"I am pleased that the House has passed the Regulatory Accountability Act, the first bipartisan, bicameral effort in more than a decade to restore balance to a regulatory system that too often imposes unnecessary costs on employers, workers, and consumers," said Portman. "When I visit a factory or small business in Ohio, a complaint I often hear from employers is that the current regulatory environment limits their ability to create jobs and invest in their companies. This legislation will reduce regulatory burdens by building economic reality-checks into every step of the regulatory process. I hope the Senate will quickly take up this measure to help spur job creation and investment in America."
"We need a regulatory system that promotes economic growth, innovation, and job creation," Pryor said. "The Regulatory Accountability Act will help prevent overly burdensome and drawn-out regulations from interfering with our nation's prosperity. I'm pleased the House has passed this legislation, and I'm hopeful the Senate will do the same to ensure these decisions can be made cheaper, better, and faster."
For decades, presidents of both parties have issued executive orders to produce more sensible, less burdensome regulations. This bill makes the principles of those bipartisan directives permanent, enforceable, and applicable to all regulatory agencies, including independent agencies. The Act also requires agencies to tailor new regulations to impose the least cost necessary to achieve policy goals set out by Congress.
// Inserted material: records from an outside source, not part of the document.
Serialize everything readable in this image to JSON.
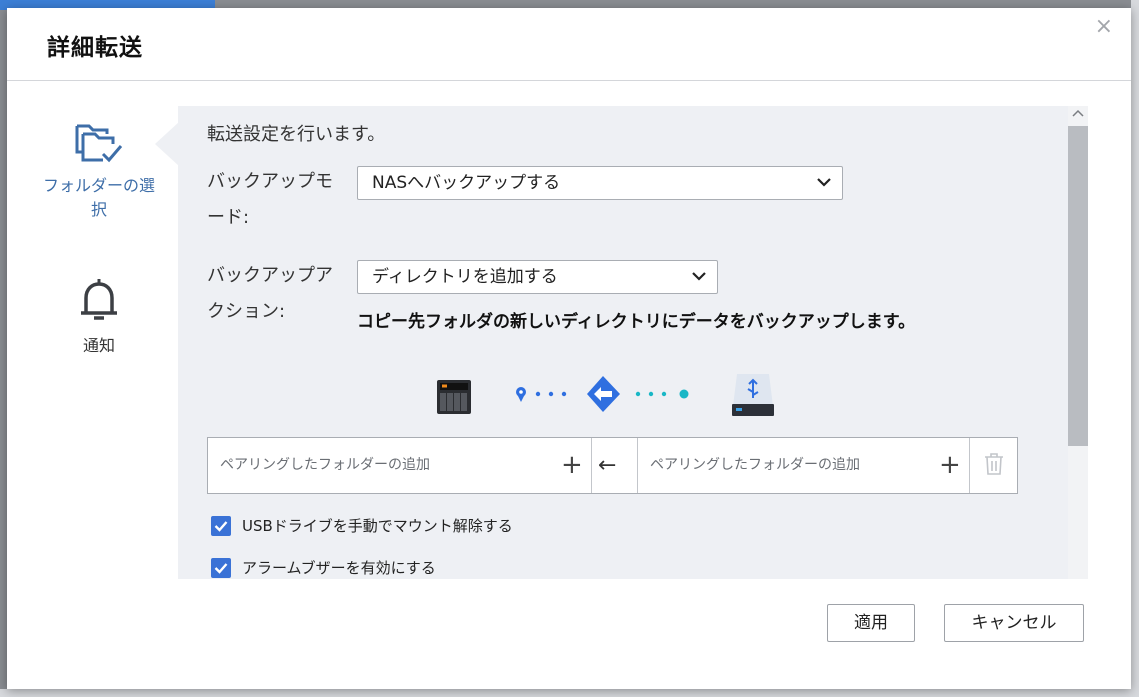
{
  "dialog": {
    "title": "詳細転送",
    "close_glyph": "×"
  },
  "nav": {
    "items": [
      {
        "label": "フォルダーの選択",
        "icon": "folder-check-icon",
        "active": true
      },
      {
        "label": "通知",
        "icon": "bell-icon",
        "active": false
      }
    ]
  },
  "content": {
    "intro": "転送設定を行います。",
    "backup_mode": {
      "label": "バックアップモード:",
      "value": "NASへバックアップする"
    },
    "backup_action": {
      "label": "バックアップアクション:",
      "value": "ディレクトリを追加する",
      "description": "コピー先フォルダの新しいディレクトリにデータをバックアップします。"
    },
    "diagram": {
      "source_icon": "nas-icon",
      "direction_icon": "arrow-left-icon",
      "destination_icon": "usb-drive-icon"
    },
    "pairing": {
      "left_placeholder": "ペアリングしたフォルダーの追加",
      "right_placeholder": "ペアリングしたフォルダーの追加",
      "plus_glyph": "+",
      "arrow_glyph": "←"
    },
    "options": [
      {
        "label": "USBドライブを手動でマウント解除する",
        "checked": true
      },
      {
        "label": "アラームブザーを有効にする",
        "checked": true
      }
    ]
  },
  "buttons": {
    "apply": "適用",
    "cancel": "キャンセル"
  },
  "colors": {
    "accent": "#3a72d6",
    "nav_active": "#3e6ea8",
    "panel_bg": "#eef0f4",
    "diagram_blue": "#2f6fe0",
    "diagram_teal": "#19b7c6"
  }
}
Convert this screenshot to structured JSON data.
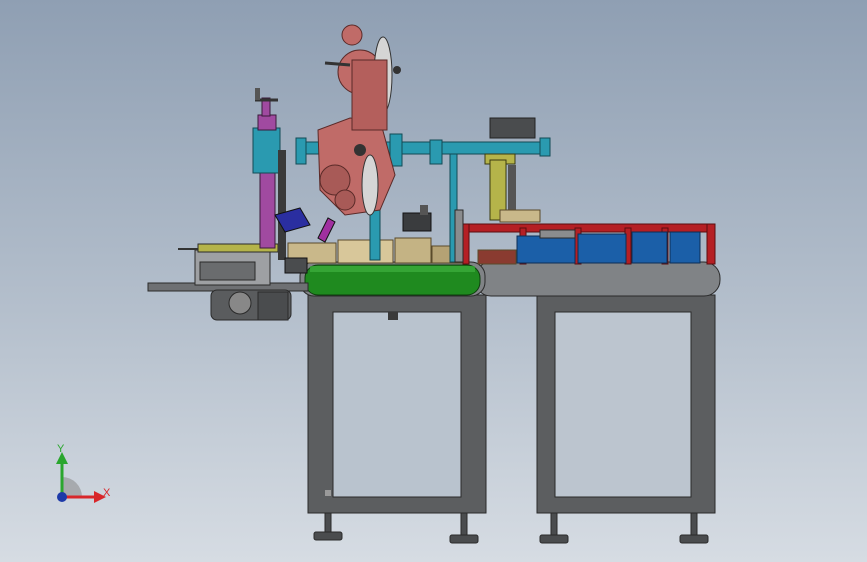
{
  "triad": {
    "x_label": "X",
    "y_label": "Y",
    "x_color": "#d8262a",
    "y_color": "#2aa62e",
    "z_color": "#1d3aa8"
  },
  "colors": {
    "background_top": "#8f9fb3",
    "background_bottom": "#d6dce3",
    "frame": "#5a5c5e",
    "conveyor_belt": "#1f8a1f",
    "tabletop": "#7d8084",
    "guard_rail": "#b51f24",
    "blue_boxes": "#1b5fa8",
    "teal_shaft": "#2a9ab0",
    "salmon_mechanism": "#c06b68",
    "purple_column": "#a04aa0",
    "olive_stand": "#b5b44a"
  }
}
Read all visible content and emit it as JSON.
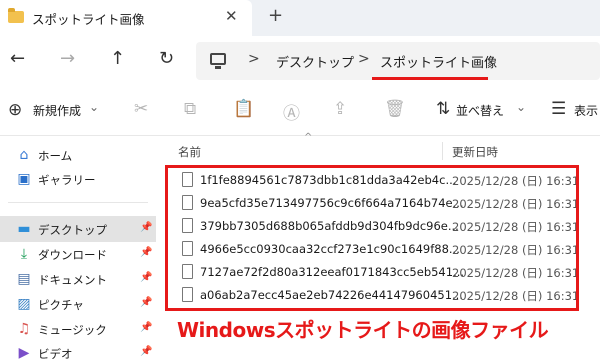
{
  "tab": {
    "title": "スポットライト画像",
    "close": "✕",
    "add": "+"
  },
  "nav": {
    "back": "←",
    "forward": "→",
    "up": "↑",
    "refresh": "↻"
  },
  "address": {
    "separator": ">",
    "crumbs": [
      "デスクトップ",
      "スポットライト画像"
    ]
  },
  "toolbar": {
    "new_label": "新規作成",
    "new_plus": "⊕",
    "new_chevron": "⌄",
    "cut": "✂",
    "copy": "⧉",
    "paste": "📋",
    "rename": "Ⓐ",
    "share": "⇪",
    "delete": "🗑",
    "sort_label": "並べ替え",
    "sort_icon": "⇅",
    "sort_chevron": "⌄",
    "view_label": "表示",
    "view_icon": "☰"
  },
  "sidebar": {
    "items": [
      {
        "label": "ホーム",
        "icon": "home-icon",
        "glyph": "⌂",
        "color": "#3a7bd5"
      },
      {
        "label": "ギャラリー",
        "icon": "gallery-icon",
        "glyph": "▣",
        "color": "#2a6fc9"
      },
      {
        "label": "デスクトップ",
        "icon": "desktop-icon",
        "glyph": "▬",
        "color": "#2f8fd8"
      },
      {
        "label": "ダウンロード",
        "icon": "download-icon",
        "glyph": "⤓",
        "color": "#1e9e5a"
      },
      {
        "label": "ドキュメント",
        "icon": "document-icon",
        "glyph": "▤",
        "color": "#4a6fa5"
      },
      {
        "label": "ピクチャ",
        "icon": "pictures-icon",
        "glyph": "▨",
        "color": "#3b82c4"
      },
      {
        "label": "ミュージック",
        "icon": "music-icon",
        "glyph": "♫",
        "color": "#d9534f"
      },
      {
        "label": "ビデオ",
        "icon": "video-icon",
        "glyph": "▶",
        "color": "#7b4fc9"
      }
    ],
    "pin": "📌"
  },
  "columns": {
    "name": "名前",
    "date": "更新日時",
    "sort_indicator": "^"
  },
  "files": [
    {
      "name": "1f1fe8894561c7873dbb1c81dda3a42eb4c...",
      "date": "2025/12/28 (日) 16:31"
    },
    {
      "name": "9ea5cfd35e713497756c9c6f664a7164b74e...",
      "date": "2025/12/28 (日) 16:31"
    },
    {
      "name": "379bb7305d688b065afddb9d304fb9dc96e...",
      "date": "2025/12/28 (日) 16:31"
    },
    {
      "name": "4966e5cc0930caa32ccf273e1c90c1649f88...",
      "date": "2025/12/28 (日) 16:31"
    },
    {
      "name": "7127ae72f2d80a312eeaf0171843cc5eb541...",
      "date": "2025/12/28 (日) 16:31"
    },
    {
      "name": "a06ab2a7ecc45ae2eb74226e44147960451...",
      "date": "2025/12/28 (日) 16:31"
    }
  ],
  "caption": "Windowsスポットライトの画像ファイル",
  "colors": {
    "accent_red": "#e61919",
    "selected_bg": "#e3e3e3"
  }
}
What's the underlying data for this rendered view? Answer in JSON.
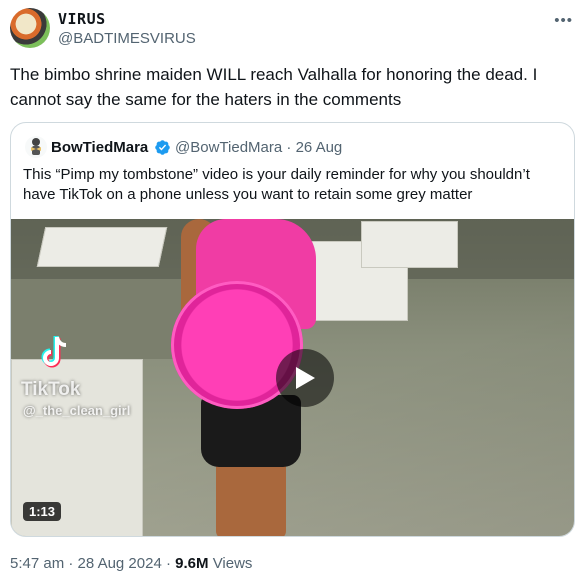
{
  "tweet": {
    "author": {
      "display_name": "VIRUS",
      "handle": "@BADTIMESVIRUS"
    },
    "text": "The bimbo shrine maiden WILL reach Valhalla for honoring the dead. I cannot say the same for the haters in the comments",
    "more_icon": "more-horizontal-icon",
    "meta": {
      "time": "5:47 am",
      "sep": "·",
      "date": "28 Aug 2024",
      "sep2": "·",
      "views_count": "9.6M",
      "views_label": "Views"
    }
  },
  "quote": {
    "author": {
      "display_name": "BowTiedMara",
      "handle": "@BowTiedMara",
      "sep": "·",
      "date": "26 Aug"
    },
    "verified_icon": "verified-badge-icon",
    "text": "This “Pimp my tombstone” video is your daily reminder for why you shouldn’t have TikTok on a phone unless you want to retain some grey matter",
    "media": {
      "watermark_brand": "TikTok",
      "watermark_user": "@_the_clean_girl",
      "duration": "1:13",
      "play_icon": "play-icon"
    }
  },
  "colors": {
    "text": "#0f1419",
    "secondary": "#536471",
    "verified": "#1d9bf0",
    "pink": "#f03ca4"
  }
}
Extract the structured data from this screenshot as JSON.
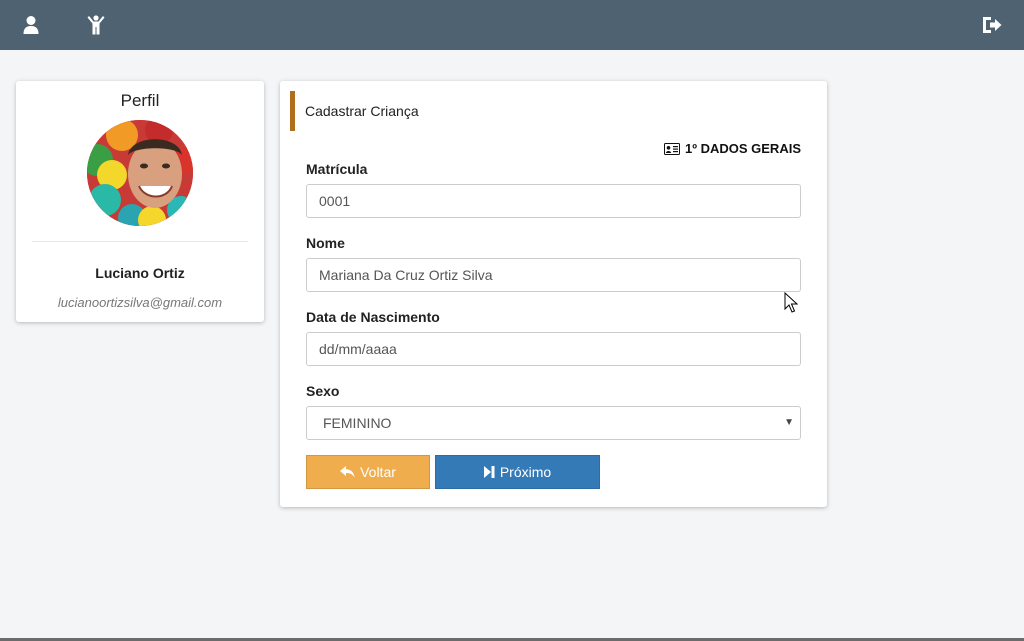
{
  "topbar": {
    "icons": [
      "user-icon",
      "child-icon",
      "sign-out-icon"
    ]
  },
  "profile": {
    "title": "Perfil",
    "name": "Luciano Ortiz",
    "email": "lucianoortizsilva@gmail.com"
  },
  "form": {
    "header": "Cadastrar Criança",
    "section": "1º DADOS GERAIS",
    "matricula_label": "Matrícula",
    "matricula_value": "0001",
    "nome_label": "Nome",
    "nome_value": "Mariana Da Cruz Ortiz Silva",
    "nascimento_label": "Data de Nascimento",
    "nascimento_placeholder": "dd/mm/aaaa",
    "sexo_label": "Sexo",
    "sexo_value": "FEMININO",
    "back_label": "Voltar",
    "next_label": "Próximo"
  },
  "colors": {
    "topbar": "#4f6272",
    "accent_bar": "#b06f1c",
    "back_button": "#f0ad4e",
    "next_button": "#337ab7"
  }
}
Finally, the bill requires agencies to hold formal hearings to test the assumptions and evidence on which the costliest new rules are based.
The Regulatory Accountability Act has received the strong endorsement of employers and small business groups representing virtually every sector of the U.S. economy.